* [WHAT TO WORK ON]
Would you retype each of the records exactly as shown?

* [DATA FOR PROCESSING]
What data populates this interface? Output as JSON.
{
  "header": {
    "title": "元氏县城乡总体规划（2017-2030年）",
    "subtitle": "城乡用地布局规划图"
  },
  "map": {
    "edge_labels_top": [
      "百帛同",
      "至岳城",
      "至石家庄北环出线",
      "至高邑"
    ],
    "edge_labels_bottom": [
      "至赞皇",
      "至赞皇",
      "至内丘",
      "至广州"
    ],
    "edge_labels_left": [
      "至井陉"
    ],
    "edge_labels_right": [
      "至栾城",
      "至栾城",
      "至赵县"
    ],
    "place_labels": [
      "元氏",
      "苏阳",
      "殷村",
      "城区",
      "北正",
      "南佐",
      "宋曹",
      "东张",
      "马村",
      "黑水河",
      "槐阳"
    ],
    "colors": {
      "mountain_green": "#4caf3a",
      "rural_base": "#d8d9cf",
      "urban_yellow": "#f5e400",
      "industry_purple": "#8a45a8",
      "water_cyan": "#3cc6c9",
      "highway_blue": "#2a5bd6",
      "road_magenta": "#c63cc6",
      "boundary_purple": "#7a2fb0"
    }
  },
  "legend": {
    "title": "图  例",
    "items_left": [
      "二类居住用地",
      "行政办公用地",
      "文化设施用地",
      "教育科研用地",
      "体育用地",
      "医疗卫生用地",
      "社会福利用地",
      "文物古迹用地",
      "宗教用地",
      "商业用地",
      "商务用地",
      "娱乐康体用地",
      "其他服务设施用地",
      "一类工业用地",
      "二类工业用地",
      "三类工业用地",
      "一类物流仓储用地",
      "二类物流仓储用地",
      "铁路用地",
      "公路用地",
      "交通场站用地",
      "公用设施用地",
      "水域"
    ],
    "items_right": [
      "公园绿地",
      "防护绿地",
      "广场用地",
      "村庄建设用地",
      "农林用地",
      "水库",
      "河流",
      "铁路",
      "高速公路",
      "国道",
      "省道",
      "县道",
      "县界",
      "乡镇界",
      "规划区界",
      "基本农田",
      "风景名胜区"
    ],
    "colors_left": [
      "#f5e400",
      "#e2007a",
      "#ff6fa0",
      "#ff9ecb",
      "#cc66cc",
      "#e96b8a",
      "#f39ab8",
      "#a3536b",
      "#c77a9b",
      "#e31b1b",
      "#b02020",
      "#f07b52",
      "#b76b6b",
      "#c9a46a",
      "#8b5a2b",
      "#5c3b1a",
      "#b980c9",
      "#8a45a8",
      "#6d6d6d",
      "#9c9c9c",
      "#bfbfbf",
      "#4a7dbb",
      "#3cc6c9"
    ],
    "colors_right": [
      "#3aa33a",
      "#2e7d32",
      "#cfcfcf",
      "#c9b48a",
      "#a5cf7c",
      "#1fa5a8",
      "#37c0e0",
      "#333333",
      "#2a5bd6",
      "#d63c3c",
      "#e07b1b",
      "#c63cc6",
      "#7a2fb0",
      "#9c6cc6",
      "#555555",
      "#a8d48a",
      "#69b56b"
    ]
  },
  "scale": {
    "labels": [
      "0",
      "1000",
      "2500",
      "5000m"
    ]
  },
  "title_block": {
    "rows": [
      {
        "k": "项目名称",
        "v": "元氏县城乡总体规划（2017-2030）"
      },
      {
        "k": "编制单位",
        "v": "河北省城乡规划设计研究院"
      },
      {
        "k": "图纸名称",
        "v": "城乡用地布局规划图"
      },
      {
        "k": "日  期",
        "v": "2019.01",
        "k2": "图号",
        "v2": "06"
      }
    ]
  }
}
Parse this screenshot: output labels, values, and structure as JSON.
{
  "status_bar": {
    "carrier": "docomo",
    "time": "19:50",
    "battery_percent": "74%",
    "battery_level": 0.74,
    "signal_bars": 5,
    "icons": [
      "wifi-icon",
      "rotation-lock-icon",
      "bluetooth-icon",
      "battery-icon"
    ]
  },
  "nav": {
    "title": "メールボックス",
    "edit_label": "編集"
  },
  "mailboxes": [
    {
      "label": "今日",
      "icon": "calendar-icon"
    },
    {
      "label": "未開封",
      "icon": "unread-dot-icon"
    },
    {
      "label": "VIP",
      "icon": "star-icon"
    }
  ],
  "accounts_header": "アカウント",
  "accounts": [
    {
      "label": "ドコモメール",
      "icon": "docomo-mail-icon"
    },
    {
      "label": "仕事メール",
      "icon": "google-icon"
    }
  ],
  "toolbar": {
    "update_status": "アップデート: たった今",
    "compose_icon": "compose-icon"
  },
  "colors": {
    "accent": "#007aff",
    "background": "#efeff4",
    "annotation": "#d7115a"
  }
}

* [TASK OUTPUT]
What data populates this interface? Output as JSON.
{
  "header": {
    "title": "元氏县城乡总体规划（2017-2030年）",
    "subtitle": "城乡用地布局规划图"
  },
  "map": {
    "edge_labels_top": [
      "百帛同",
      "至岳城",
      "至石家庄北环出线",
      "至高邑"
    ],
    "edge_labels_bottom": [
      "至赞皇",
      "至赞皇",
      "至内丘",
      "至广州"
    ],
    "edge_labels_left": [
      "至井陉"
    ],
    "edge_labels_right": [
      "至栾城",
      "至栾城",
      "至赵县"
    ],
    "place_labels": [
      "元氏",
      "苏阳",
      "殷村",
      "城区",
      "北正",
      "南佐",
      "宋曹",
      "东张",
      "马村",
      "黑水河",
      "槐阳"
    ],
    "colors": {
      "mountain_green": "#4caf3a",
      "rural_base": "#d8d9cf",
      "urban_yellow": "#f5e400",
      "industry_purple": "#8a45a8",
      "water_cyan": "#3cc6c9",
      "highway_blue": "#2a5bd6",
      "road_magenta": "#c63cc6",
      "boundary_purple": "#7a2fb0"
    }
  },
  "legend": {
    "title": "图  例",
    "items_left": [
      "二类居住用地",
      "行政办公用地",
      "文化设施用地",
      "教育科研用地",
      "体育用地",
      "医疗卫生用地",
      "社会福利用地",
      "文物古迹用地",
      "宗教用地",
      "商业用地",
      "商务用地",
      "娱乐康体用地",
      "其他服务设施用地",
      "一类工业用地",
      "二类工业用地",
      "三类工业用地",
      "一类物流仓储用地",
      "二类物流仓储用地",
      "铁路用地",
      "公路用地",
      "交通场站用地",
      "公用设施用地",
      "水域"
    ],
    "items_right": [
      "公园绿地",
      "防护绿地",
      "广场用地",
      "村庄建设用地",
      "农林用地",
      "水库",
      "河流",
      "铁路",
      "高速公路",
      "国道",
      "省道",
      "县道",
      "县界",
      "乡镇界",
      "规划区界",
      "基本农田",
      "风景名胜区"
    ],
    "colors_left": [
      "#f5e400",
      "#e2007a",
      "#ff6fa0",
      "#ff9ecb",
      "#cc66cc",
      "#e96b8a",
      "#f39ab8",
      "#a3536b",
      "#c77a9b",
      "#e31b1b",
      "#b02020",
      "#f07b52",
      "#b76b6b",
      "#c9a46a",
      "#8b5a2b",
      "#5c3b1a",
      "#b980c9",
      "#8a45a8",
      "#6d6d6d",
      "#9c9c9c",
      "#bfbfbf",
      "#4a7dbb",
      "#3cc6c9"
    ],
    "colors_right": [
      "#3aa33a",
      "#2e7d32",
      "#cfcfcf",
      "#c9b48a",
      "#a5cf7c",
      "#1fa5a8",
      "#37c0e0",
      "#333333",
      "#2a5bd6",
      "#d63c3c",
      "#e07b1b",
      "#c63cc6",
      "#7a2fb0",
      "#9c6cc6",
      "#555555",
      "#a8d48a",
      "#69b56b"
    ]
  },
  "scale": {
    "labels": [
      "0",
      "1000",
      "2500",
      "5000m"
    ]
  },
  "title_block": {
    "rows": [
      {
        "k": "项目名称",
        "v": "元氏县城乡总体规划（2017-2030）"
      },
      {
        "k": "编制单位",
        "v": "河北省城乡规划设计研究院"
      },
      {
        "k": "图纸名称",
        "v": "城乡用地布局规划图"
      },
      {
        "k": "日  期",
        "v": "2019.01",
        "k2": "图号",
        "v2": "06"
      }
    ]
  }
}
Parse this screenshot: output labels, values, and structure as JSON.
{
  "status_bar": {
    "carrier": "docomo",
    "time": "19:50",
    "battery_percent": "74%",
    "battery_level": 0.74,
    "signal_bars": 5,
    "icons": [
      "wifi-icon",
      "rotation-lock-icon",
      "bluetooth-icon",
      "battery-icon"
    ]
  },
  "nav": {
    "title": "メールボックス",
    "edit_label": "編集"
  },
  "mailboxes": [
    {
      "label": "今日",
      "icon": "calendar-icon"
    },
    {
      "label": "未開封",
      "icon": "unread-dot-icon"
    },
    {
      "label": "VIP",
      "icon": "star-icon"
    }
  ],
  "accounts_header": "アカウント",
  "accounts": [
    {
      "label": "ドコモメール",
      "icon": "docomo-mail-icon"
    },
    {
      "label": "仕事メール",
      "icon": "google-icon"
    }
  ],
  "toolbar": {
    "update_status": "アップデート: たった今",
    "compose_icon": "compose-icon"
  },
  "colors": {
    "accent": "#007aff",
    "background": "#efeff4",
    "annotation": "#d7115a"
  }
}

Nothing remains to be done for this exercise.